- Burger King is heralding the elimination of 120 artificial ingredients from its menu with a trio of Keep It Real Meals curated by celebrity ambassadors, according to a news release.
- The custom orders, which hit select stores Sept. 12 while supplies last, come from rapper Nelly, singer Anitta and social media influencer Lil Huddy, whom Burger King asked to use their real names versus their stage personas. Nelly is representing The Cornell Haynes Jr Meal, while Anitta is promoting The Larissa Machado Meal and Lil Huddy The Chase Hudson Meal.
- Burger King is tying the promotion to its Royal Perks loyalty program that rolled out nationwide earlier this month by offering guests the meals for $6 apiece when they sign up. Keep It Real Meal boxes will also carry QR codes that can be scanned to open interactive brand experiences, though the marketer did not detail what those look like.
Burger King expands its commitment to offering fresher, more natural food with the nationwide reduction of 120 "non-essential" artificial ingredients — the blacklist includes mouthfuls like sodium ethyl p-hydroxybenzoate and potassium hydrogen sulphite — and an accompanying Keep It Real Meals promotion.
The effort, which was developed with Burger King agency mainstay David Miami, builds on recent marketing like a "Moldy Whopper" campaign from last year that depicted the chain's signature menu item rotting over time to eventually become covered in blue and green mold. The gross-out concept highlighted the removal of artificial preservatives from the Whopper in several key markets and served as a shot across the bow at McDonald's.
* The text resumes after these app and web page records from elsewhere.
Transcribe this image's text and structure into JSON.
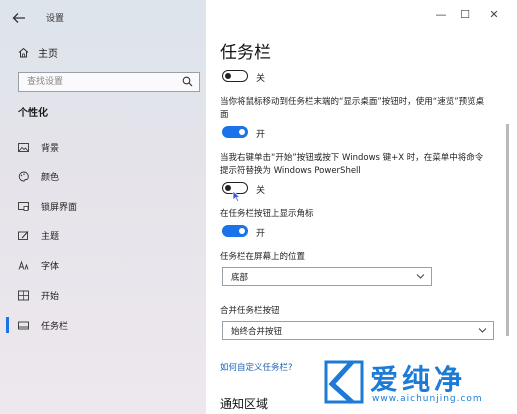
{
  "sidebar": {
    "title": "设置",
    "home_label": "主页",
    "search_placeholder": "查找设置",
    "section_label": "个性化",
    "items": [
      {
        "label": "背景",
        "icon": "picture-icon"
      },
      {
        "label": "颜色",
        "icon": "palette-icon"
      },
      {
        "label": "锁屏界面",
        "icon": "lock-screen-icon"
      },
      {
        "label": "主题",
        "icon": "theme-icon"
      },
      {
        "label": "字体",
        "icon": "font-icon"
      },
      {
        "label": "开始",
        "icon": "start-icon"
      },
      {
        "label": "任务栏",
        "icon": "taskbar-icon",
        "active": true
      }
    ]
  },
  "window": {
    "minimize": "—",
    "maximize": "☐",
    "close": "✕"
  },
  "main": {
    "title": "任务栏",
    "toggles": [
      {
        "state": "off",
        "label": "关"
      },
      {
        "description": "当你将鼠标移动到任务栏末端的“显示桌面”按钮时，使用“速览”预览桌面",
        "state": "on",
        "label": "开"
      },
      {
        "description": "当我右键单击“开始”按钮或按下 Windows 键+X 时，在菜单中将命令提示符替换为 Windows PowerShell",
        "state": "off",
        "label": "关"
      },
      {
        "description": "在任务栏按钮上显示角标",
        "state": "on",
        "label": "开"
      }
    ],
    "position": {
      "label": "任务栏在屏幕上的位置",
      "value": "底部"
    },
    "combine": {
      "label": "合并任务栏按钮",
      "value": "始终合并按钮"
    },
    "link": "如何自定义任务栏?",
    "subheading": "通知区域"
  },
  "watermark": {
    "text": "爱纯净",
    "url": "www.aichunjing.com"
  },
  "colors": {
    "accent": "#1a73e8",
    "watermark": "#1d7bd6"
  }
}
The Keep It Real Meals take a page from McDonald's marketing playbook. The Golden Arches owner has been doubling down on celebrity partnerships over the past year, tapping global music stars like J Balvin, Saweetie, Travis Scott and K-pop group BTS to design custom menu orders. It's a tactic that's paid off on the sales front while acting as an onramp to McDonald's app — an increasingly important channel for fostering loyalty as the pandemic enshrines digital and mobile ordering habits.
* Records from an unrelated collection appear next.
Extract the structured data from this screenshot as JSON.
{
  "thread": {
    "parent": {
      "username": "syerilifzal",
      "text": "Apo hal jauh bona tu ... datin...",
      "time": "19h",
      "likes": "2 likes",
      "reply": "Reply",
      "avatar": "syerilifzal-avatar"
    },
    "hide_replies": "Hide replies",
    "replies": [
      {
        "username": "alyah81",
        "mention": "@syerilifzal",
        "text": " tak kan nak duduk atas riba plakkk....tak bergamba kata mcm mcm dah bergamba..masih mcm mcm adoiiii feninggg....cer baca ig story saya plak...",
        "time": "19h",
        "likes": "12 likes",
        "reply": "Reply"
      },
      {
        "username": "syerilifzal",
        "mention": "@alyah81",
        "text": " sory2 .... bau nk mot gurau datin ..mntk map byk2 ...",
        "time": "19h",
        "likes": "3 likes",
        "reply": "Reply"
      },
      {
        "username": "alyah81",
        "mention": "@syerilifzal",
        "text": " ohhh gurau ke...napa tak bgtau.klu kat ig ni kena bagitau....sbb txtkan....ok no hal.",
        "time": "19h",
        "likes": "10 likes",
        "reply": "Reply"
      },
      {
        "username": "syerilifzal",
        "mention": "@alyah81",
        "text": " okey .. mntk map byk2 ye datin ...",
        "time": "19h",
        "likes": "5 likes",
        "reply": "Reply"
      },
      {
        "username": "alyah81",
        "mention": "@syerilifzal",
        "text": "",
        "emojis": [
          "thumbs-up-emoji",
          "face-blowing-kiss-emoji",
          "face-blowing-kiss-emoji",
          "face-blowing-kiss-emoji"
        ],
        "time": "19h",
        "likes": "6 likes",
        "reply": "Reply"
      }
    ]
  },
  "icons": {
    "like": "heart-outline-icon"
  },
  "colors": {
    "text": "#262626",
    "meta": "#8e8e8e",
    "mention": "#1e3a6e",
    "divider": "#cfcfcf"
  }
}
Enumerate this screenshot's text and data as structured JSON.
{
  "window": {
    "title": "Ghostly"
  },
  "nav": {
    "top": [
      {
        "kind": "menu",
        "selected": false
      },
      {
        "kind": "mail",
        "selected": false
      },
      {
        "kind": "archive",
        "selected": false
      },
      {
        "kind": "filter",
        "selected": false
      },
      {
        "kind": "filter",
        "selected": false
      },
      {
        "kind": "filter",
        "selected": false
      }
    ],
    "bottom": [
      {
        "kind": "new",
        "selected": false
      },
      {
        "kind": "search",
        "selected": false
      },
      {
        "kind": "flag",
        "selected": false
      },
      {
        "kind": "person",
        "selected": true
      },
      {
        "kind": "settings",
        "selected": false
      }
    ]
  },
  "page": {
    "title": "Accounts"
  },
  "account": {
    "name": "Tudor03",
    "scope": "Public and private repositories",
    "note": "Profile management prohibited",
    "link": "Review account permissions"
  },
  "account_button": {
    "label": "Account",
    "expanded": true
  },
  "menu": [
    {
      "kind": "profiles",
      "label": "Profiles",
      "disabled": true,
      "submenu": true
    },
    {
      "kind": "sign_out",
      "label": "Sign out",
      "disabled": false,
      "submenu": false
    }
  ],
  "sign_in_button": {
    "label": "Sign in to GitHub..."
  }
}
Burger King is putting its own spin on the idea by asking ambassadors to use their real names, aligning with the larger "real food" theme. Nelly's Cornell Haynes Jr Meal consists of a Whopper with fixings, small fries and a small Sprite, while Anitta's Larissa Machado Meal swaps out the regular Whopper for an Impossible Whopper with different toppings while keeping the same sides. Lil Huddy's Chase Hudson Meal consists of the Spicy Ch'King — a fried chicken sandwich that debuted in June amid fast food's ongoing chicken sandwich wars — as well as four-piece mozzarella sticks and a 16-ounce chocolate shake.
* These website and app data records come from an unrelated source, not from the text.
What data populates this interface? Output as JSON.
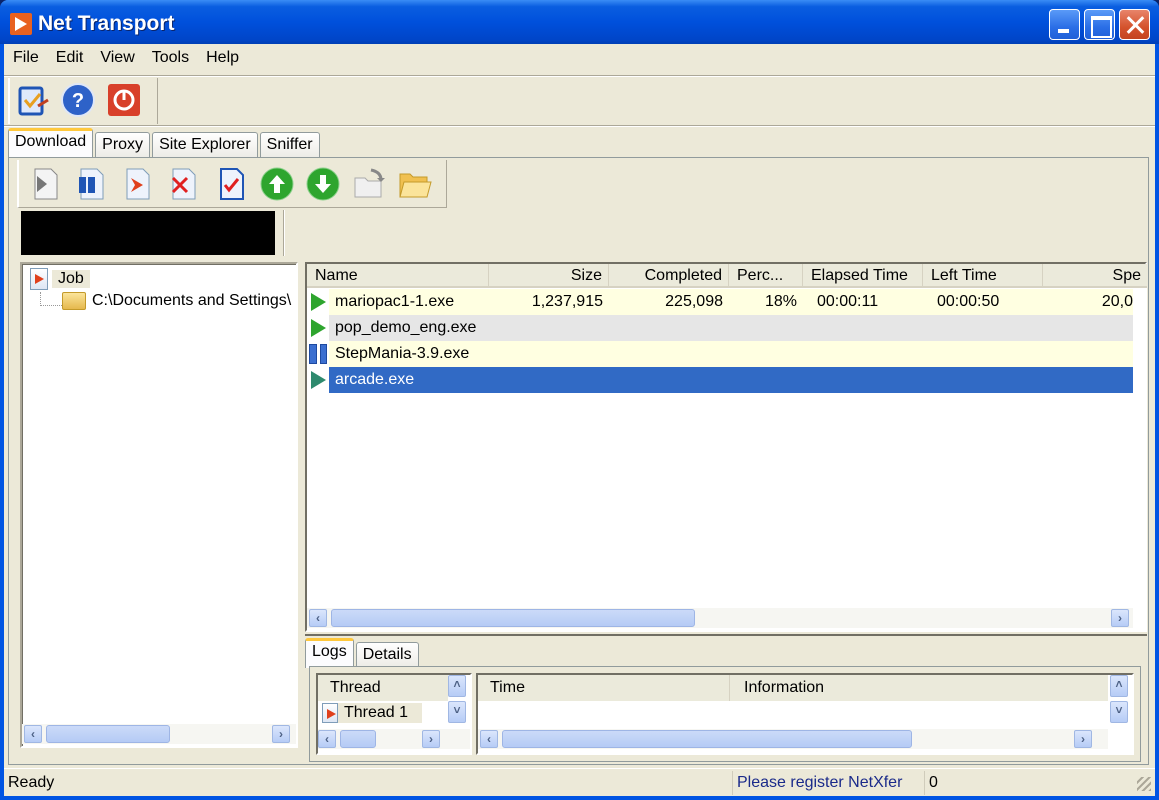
{
  "window": {
    "title": "Net Transport",
    "controls": {
      "minimize": "minimize",
      "maximize": "maximize",
      "close": "close"
    }
  },
  "menu": [
    "File",
    "Edit",
    "View",
    "Tools",
    "Help"
  ],
  "main_toolbar": [
    {
      "icon": "options-icon",
      "label": "Options"
    },
    {
      "icon": "help-icon",
      "label": "Help"
    },
    {
      "icon": "power-icon",
      "label": "Exit"
    }
  ],
  "tabs": [
    {
      "label": "Download",
      "active": true
    },
    {
      "label": "Proxy",
      "active": false
    },
    {
      "label": "Site Explorer",
      "active": false
    },
    {
      "label": "Sniffer",
      "active": false
    }
  ],
  "download_toolbar": [
    {
      "icon": "start-icon"
    },
    {
      "icon": "pause-icon"
    },
    {
      "icon": "new-download-icon"
    },
    {
      "icon": "delete-icon"
    },
    {
      "icon": "complete-icon"
    },
    {
      "icon": "move-up-icon"
    },
    {
      "icon": "move-down-icon"
    },
    {
      "icon": "move-folder-icon"
    },
    {
      "icon": "open-folder-icon"
    }
  ],
  "tree": {
    "root": "Job",
    "child": "C:\\Documents and Settings\\"
  },
  "download_list": {
    "columns": [
      "Name",
      "Size",
      "Completed",
      "Perc...",
      "Elapsed Time",
      "Left Time",
      "Spe"
    ],
    "rows": [
      {
        "status": "running",
        "name": "mariopac1-1.exe",
        "size": "1,237,915",
        "completed": "225,098",
        "percent": "18%",
        "elapsed": "00:00:11",
        "left": "00:00:50",
        "speed": "20,0"
      },
      {
        "status": "running",
        "name": "pop_demo_eng.exe",
        "size": "",
        "completed": "",
        "percent": "",
        "elapsed": "",
        "left": "",
        "speed": ""
      },
      {
        "status": "paused",
        "name": "StepMania-3.9.exe",
        "size": "",
        "completed": "",
        "percent": "",
        "elapsed": "",
        "left": "",
        "speed": ""
      },
      {
        "status": "running",
        "name": "arcade.exe",
        "size": "",
        "completed": "",
        "percent": "",
        "elapsed": "",
        "left": "",
        "speed": "",
        "selected": true
      }
    ]
  },
  "bottom_tabs": [
    {
      "label": "Logs",
      "active": true
    },
    {
      "label": "Details",
      "active": false
    }
  ],
  "threads": {
    "header": "Thread",
    "items": [
      "Thread 1"
    ]
  },
  "logs": {
    "columns": [
      "Time",
      "Information"
    ]
  },
  "status_bar": {
    "left": "Ready",
    "middle": "Please register NetXfer",
    "right": "0"
  },
  "colors": {
    "title_bar": "#0054e3",
    "row_alt_yellow": "#ffffe1",
    "row_alt_gray": "#e6e6e6",
    "selection": "#316ac5",
    "status_link": "#1a2a8a"
  }
}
Like McDonald's, Burger King is leaning on star power to support a bigger push into loyalty. Royal Perks launched in February in a handful of markets but went nationwide in early September. The company claims that 80% of members are likely to recommend the service to other consumers.